How powerful an air conditioner do you need?

This worksheet, adapted from a printed version published by the Association of Home Appliance Manufacturers for the continental United States, can help you estimate how much cooling capacity you need.

You'll need:

  • a tape measure
  • a scratch paper
  • a pocket calculator

The worksheet guides you through the measurements needed to calculate the size of the air conditioner, and then it automatically calculates the final answer for you. We suggest that you print out the worksheet first, fill it out, then enter the information online.

Make the measurements listed.

For each dimension or area, round it to the nearest whole number before entering it in the appropriate box.

Note:

This worksheet is to be used only for the area to be cooled by a single air conditioner.

If the room is connected to another by a permanently open door or archway more than 5 feet wide, consider the two rooms as one area and make all the necessary measurements in both rooms.

1. Geographical location
  Select the city nearest to your location with a similar climate (continental US only).
 
2. Walls
  Measure the length of all walls, in feet. Add up three separate lengths:

A.   

Outside walls not exposed to direct sunlight
(facing north and/or shaded by adjacent buildings)

B.   

Outside walls exposed to direct sunlight
(facing other directions and unshaded)

C.  

Interior walls

Enter the lengths in the three boxes below, and select the appropriate wall frame type.



Outside walls facing north, and/or shaded

Total wall length
  feet sq.

Outside walls facing other directions, unshaded

  feet sq.

Interior walls

  feet sq.
  Wall frame construction

 

(Note: For wall frame construction there are two choices: uninsulated or masonry up to 8 inches thick, insulated or masonry more than 8 inches thick.)
3. Ceiling
  Determine the ceiling height, in feet. Enter that figure in the box.
(Note: For a sloped ceiling, determine the average height
between the highest and lowest points.)

Ceiling height
  feet sq.

  Determine the ceiling area (length x width), in square feet. Enter that figure in the box, and select the appropriate category for insulation above the ceiling.  
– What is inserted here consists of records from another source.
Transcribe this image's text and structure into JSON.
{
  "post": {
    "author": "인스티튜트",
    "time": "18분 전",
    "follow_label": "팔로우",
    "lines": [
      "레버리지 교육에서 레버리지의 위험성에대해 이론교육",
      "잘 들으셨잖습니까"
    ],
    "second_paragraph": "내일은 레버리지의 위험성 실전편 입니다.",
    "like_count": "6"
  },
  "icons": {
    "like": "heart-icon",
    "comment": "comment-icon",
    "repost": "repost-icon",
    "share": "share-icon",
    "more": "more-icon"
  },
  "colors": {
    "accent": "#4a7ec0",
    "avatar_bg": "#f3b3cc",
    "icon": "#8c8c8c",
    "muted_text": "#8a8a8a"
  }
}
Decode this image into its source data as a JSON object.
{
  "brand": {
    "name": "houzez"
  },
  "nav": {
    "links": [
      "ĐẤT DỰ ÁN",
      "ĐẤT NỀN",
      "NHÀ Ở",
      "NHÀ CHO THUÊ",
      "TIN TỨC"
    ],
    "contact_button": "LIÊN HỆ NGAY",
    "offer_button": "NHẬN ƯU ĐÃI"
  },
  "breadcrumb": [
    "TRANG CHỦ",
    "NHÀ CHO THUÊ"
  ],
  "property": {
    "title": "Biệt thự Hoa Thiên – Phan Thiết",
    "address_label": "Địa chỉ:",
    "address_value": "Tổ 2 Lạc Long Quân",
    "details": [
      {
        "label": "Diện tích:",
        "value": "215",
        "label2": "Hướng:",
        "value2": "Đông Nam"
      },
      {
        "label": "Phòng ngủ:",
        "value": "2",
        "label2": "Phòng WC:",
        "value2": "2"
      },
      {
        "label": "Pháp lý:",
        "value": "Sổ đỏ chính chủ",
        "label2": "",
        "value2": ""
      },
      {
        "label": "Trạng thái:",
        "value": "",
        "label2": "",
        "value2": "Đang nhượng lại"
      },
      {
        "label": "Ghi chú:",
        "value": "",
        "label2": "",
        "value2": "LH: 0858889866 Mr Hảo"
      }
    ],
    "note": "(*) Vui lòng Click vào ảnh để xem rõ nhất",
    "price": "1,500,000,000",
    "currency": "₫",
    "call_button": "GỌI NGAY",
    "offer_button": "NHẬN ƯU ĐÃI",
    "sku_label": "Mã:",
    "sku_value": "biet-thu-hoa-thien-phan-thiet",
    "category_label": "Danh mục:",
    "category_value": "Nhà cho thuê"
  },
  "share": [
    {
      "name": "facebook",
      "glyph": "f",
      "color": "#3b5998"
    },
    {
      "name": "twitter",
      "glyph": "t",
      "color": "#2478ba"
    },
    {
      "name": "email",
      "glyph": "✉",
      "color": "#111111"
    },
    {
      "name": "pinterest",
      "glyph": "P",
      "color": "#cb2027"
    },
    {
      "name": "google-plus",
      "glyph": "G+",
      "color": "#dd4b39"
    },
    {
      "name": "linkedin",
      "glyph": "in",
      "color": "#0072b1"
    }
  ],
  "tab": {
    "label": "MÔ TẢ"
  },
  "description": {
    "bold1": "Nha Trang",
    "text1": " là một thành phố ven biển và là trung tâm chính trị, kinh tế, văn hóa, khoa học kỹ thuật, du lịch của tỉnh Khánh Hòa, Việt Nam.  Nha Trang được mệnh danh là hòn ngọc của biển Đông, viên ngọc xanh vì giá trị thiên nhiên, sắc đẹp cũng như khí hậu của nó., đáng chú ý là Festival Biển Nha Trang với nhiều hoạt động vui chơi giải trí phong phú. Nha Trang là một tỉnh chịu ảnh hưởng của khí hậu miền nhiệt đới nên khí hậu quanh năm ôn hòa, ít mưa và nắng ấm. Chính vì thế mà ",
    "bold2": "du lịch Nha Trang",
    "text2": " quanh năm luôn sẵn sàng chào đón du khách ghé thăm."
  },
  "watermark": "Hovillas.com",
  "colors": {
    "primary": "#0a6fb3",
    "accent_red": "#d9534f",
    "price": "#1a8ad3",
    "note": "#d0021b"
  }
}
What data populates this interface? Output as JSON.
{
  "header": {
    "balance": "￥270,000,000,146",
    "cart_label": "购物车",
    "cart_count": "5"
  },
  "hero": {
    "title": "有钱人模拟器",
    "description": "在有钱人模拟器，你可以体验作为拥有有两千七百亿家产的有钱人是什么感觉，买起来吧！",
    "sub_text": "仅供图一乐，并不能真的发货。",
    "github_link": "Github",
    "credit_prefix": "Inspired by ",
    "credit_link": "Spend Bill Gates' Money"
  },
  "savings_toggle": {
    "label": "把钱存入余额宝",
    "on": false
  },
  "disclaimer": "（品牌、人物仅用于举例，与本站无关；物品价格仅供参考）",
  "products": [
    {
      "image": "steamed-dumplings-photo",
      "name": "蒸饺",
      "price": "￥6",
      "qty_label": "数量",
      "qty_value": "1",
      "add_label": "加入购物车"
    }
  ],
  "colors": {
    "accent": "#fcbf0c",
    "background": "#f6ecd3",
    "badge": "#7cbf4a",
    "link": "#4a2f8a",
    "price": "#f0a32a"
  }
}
Ceiling area
  sq. feet

  Insulation above ceiling

 

(Note: For insulation above ceiling, the choices are: uninsulated, no space above; uninsulated, attic above; insulated, no space above; insulated, attic above; occupied space above.)
 
4. Floor
  If the floor is on ground or over a permanent basement, skip this step and move on to step 5. Otherwise, determine the floor area (length x width) in feet, enter it in the box. The floor area is usually the same as the ceiling area.  

Floor area
  sq. feet

5. Doors and arches
  If the room is connected to another by a permanently open door or archway more than 5 feet wide you should consider it as one room; skip this step and go on to step 6. Otherwise, enter the width of the door or archway into the box.  

Total width
  feet sq.

6. Windows
  Calculate the area (height x width) of each window. Take the measurements in inches, then divide by 144 to determine the square footage. Jot down the area of each window for use below. Add up the total window area for each wall, enter it in the appropriate box and select the shade and glass type that best describes the windows on each wall.  
(Note: For shades the choices are: none, inside, and awnings. For overhead eaves, use shade type "awnings." Shades are not applicable for North walls. For glass, the choices are: single, double, and triple. For storm windows, use glass type "double." For low-e or block windows, use triple.)

Wall orientation

Adjustment factors


Northeast

Shades
 

Glass
 

Window area
  sq. feet

East

      sq. feet

Southeast

      sq. feet

South

      sq. feet

Southwest

      sq. feet

West

      sq. feet

Northwest

      sq. feet

North

      sq. feet
7. Heat from people
  Enter the number of people who normally use the room (use a minimum of 2).

People in room
  (min. 2)

8. Kitchen
  If the room includes your kitchen appliances, check the checkbox below and skip step 9.  

Room includes kitchen

 
9. Heat from lights and appliances
  If this area includes the kitchen, do not enter this number and check the checkbox in step 8 instead. Otherwise, add up the wattage of all lights and appliances in the room, not including the air conditioner itself, and enter the total here.  

Total wattage of non-kitchen appliances

Total wattage
  (min.2)

(See a chart of typical wattage of household products.)

10. Hours of operation
  Select how you would typically use the air conditioner in the given area. 

For use at any time of day

 

For use at night only

 
The number calculated tells how much heat builds up in the room each hour. The air conditioner's cooling capacity (BTU per hour) should nearly match the resulting number. A difference of about 5 percent between the number calculated and the air conditioner capacity shouldn't be significant.